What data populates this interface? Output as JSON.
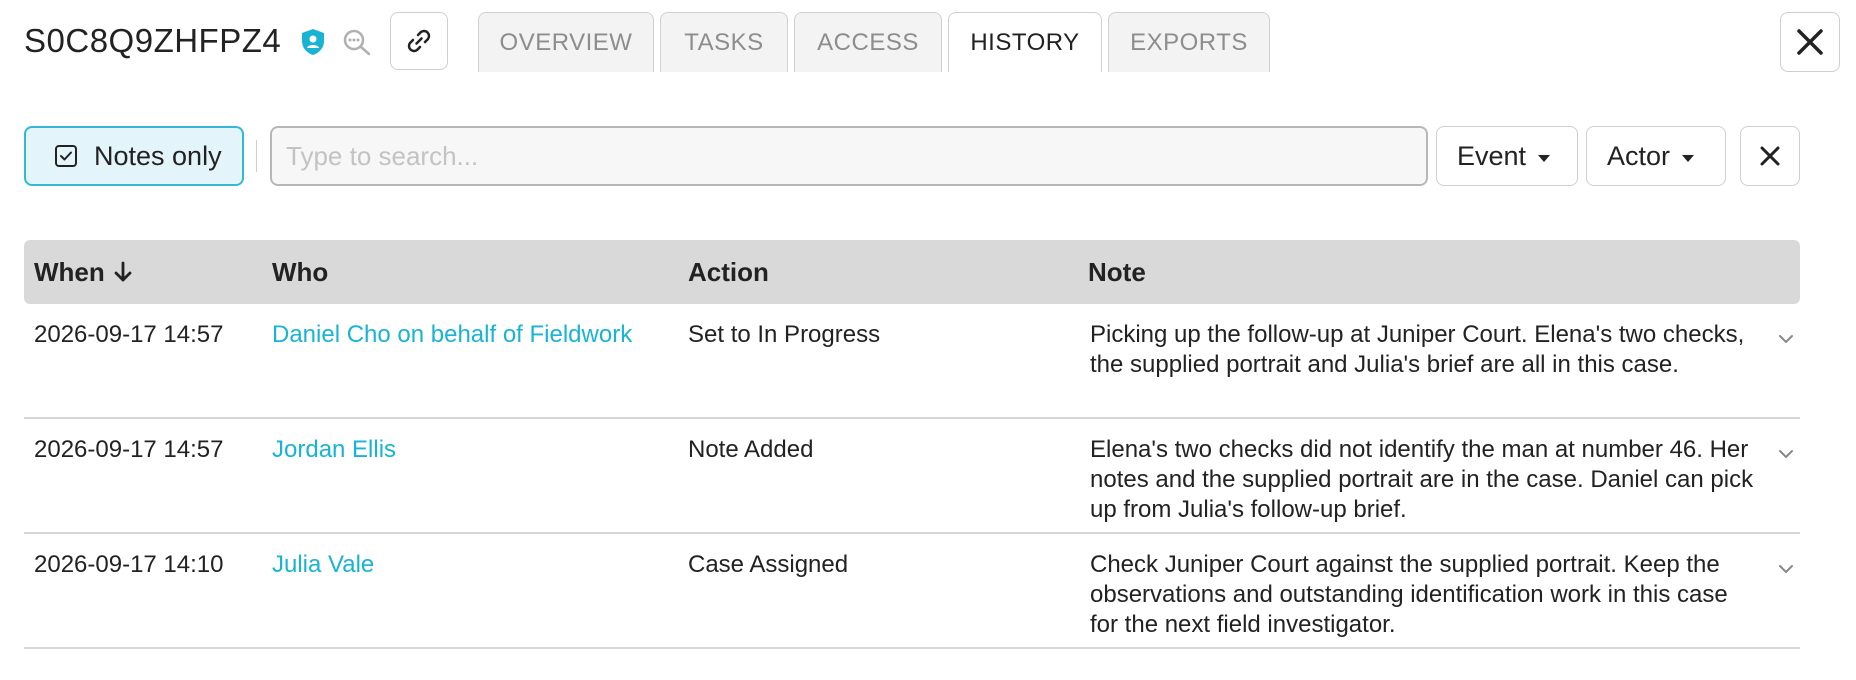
{
  "header": {
    "case_id": "S0C8Q9ZHFPZ4",
    "tabs": [
      {
        "label": "OVERVIEW",
        "active": false
      },
      {
        "label": "TASKS",
        "active": false
      },
      {
        "label": "ACCESS",
        "active": false
      },
      {
        "label": "HISTORY",
        "active": true
      },
      {
        "label": "EXPORTS",
        "active": false
      }
    ]
  },
  "filters": {
    "notes_only_label": "Notes only",
    "notes_only_checked": true,
    "search_placeholder": "Type to search...",
    "search_value": "",
    "event_label": "Event",
    "actor_label": "Actor"
  },
  "table": {
    "columns": [
      "When",
      "Who",
      "Action",
      "Note"
    ],
    "sort_column": "When",
    "sort_direction": "descending",
    "rows": [
      {
        "when": "2026-09-17 14:57",
        "who": "Daniel Cho on behalf of Fieldwork",
        "action": "Set to In Progress",
        "note": "Picking up the follow-up at Juniper Court. Elena's two checks, the supplied portrait and Julia's brief are all in this case."
      },
      {
        "when": "2026-09-17 14:57",
        "who": "Jordan Ellis",
        "action": "Note Added",
        "note": "Elena's two checks did not identify the man at number 46. Her notes and the supplied portrait are in the case. Daniel can pick up from Julia's follow-up brief."
      },
      {
        "when": "2026-09-17 14:10",
        "who": "Julia Vale",
        "action": "Case Assigned",
        "note": "Check Juniper Court against the supplied portrait. Keep the observations and outstanding identification work in this case for the next field investigator."
      }
    ]
  },
  "colors": {
    "accent": "#35b7d8",
    "link": "#19b3d4",
    "header_bg": "#d9d9d9",
    "toggle_bg": "#e3f5fb"
  },
  "icons": [
    "shield-icon",
    "inspect-icon",
    "link-icon",
    "close-icon",
    "checkbox-icon",
    "caret-down-icon",
    "clear-icon",
    "arrow-down-icon",
    "chevron-down-icon"
  ]
}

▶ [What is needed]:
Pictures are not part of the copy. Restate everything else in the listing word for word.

▶ [Answer to this exercise]:
What data populates this interface? Output as JSON.
{
  "header": {
    "case_id": "S0C8Q9ZHFPZ4",
    "tabs": [
      {
        "label": "OVERVIEW",
        "active": false
      },
      {
        "label": "TASKS",
        "active": false
      },
      {
        "label": "ACCESS",
        "active": false
      },
      {
        "label": "HISTORY",
        "active": true
      },
      {
        "label": "EXPORTS",
        "active": false
      }
    ]
  },
  "filters": {
    "notes_only_label": "Notes only",
    "notes_only_checked": true,
    "search_placeholder": "Type to search...",
    "search_value": "",
    "event_label": "Event",
    "actor_label": "Actor"
  },
  "table": {
    "columns": [
      "When",
      "Who",
      "Action",
      "Note"
    ],
    "sort_column": "When",
    "sort_direction": "descending",
    "rows": [
      {
        "when": "2026-09-17 14:57",
        "who": "Daniel Cho on behalf of Fieldwork",
        "action": "Set to In Progress",
        "note": "Picking up the follow-up at Juniper Court. Elena's two checks, the supplied portrait and Julia's brief are all in this case."
      },
      {
        "when": "2026-09-17 14:57",
        "who": "Jordan Ellis",
        "action": "Note Added",
        "note": "Elena's two checks did not identify the man at number 46. Her notes and the supplied portrait are in the case. Daniel can pick up from Julia's follow-up brief."
      },
      {
        "when": "2026-09-17 14:10",
        "who": "Julia Vale",
        "action": "Case Assigned",
        "note": "Check Juniper Court against the supplied portrait. Keep the observations and outstanding identification work in this case for the next field investigator."
      }
    ]
  },
  "colors": {
    "accent": "#35b7d8",
    "link": "#19b3d4",
    "header_bg": "#d9d9d9",
    "toggle_bg": "#e3f5fb"
  },
  "icons": [
    "shield-icon",
    "inspect-icon",
    "link-icon",
    "close-icon",
    "checkbox-icon",
    "caret-down-icon",
    "clear-icon",
    "arrow-down-icon",
    "chevron-down-icon"
  ]
}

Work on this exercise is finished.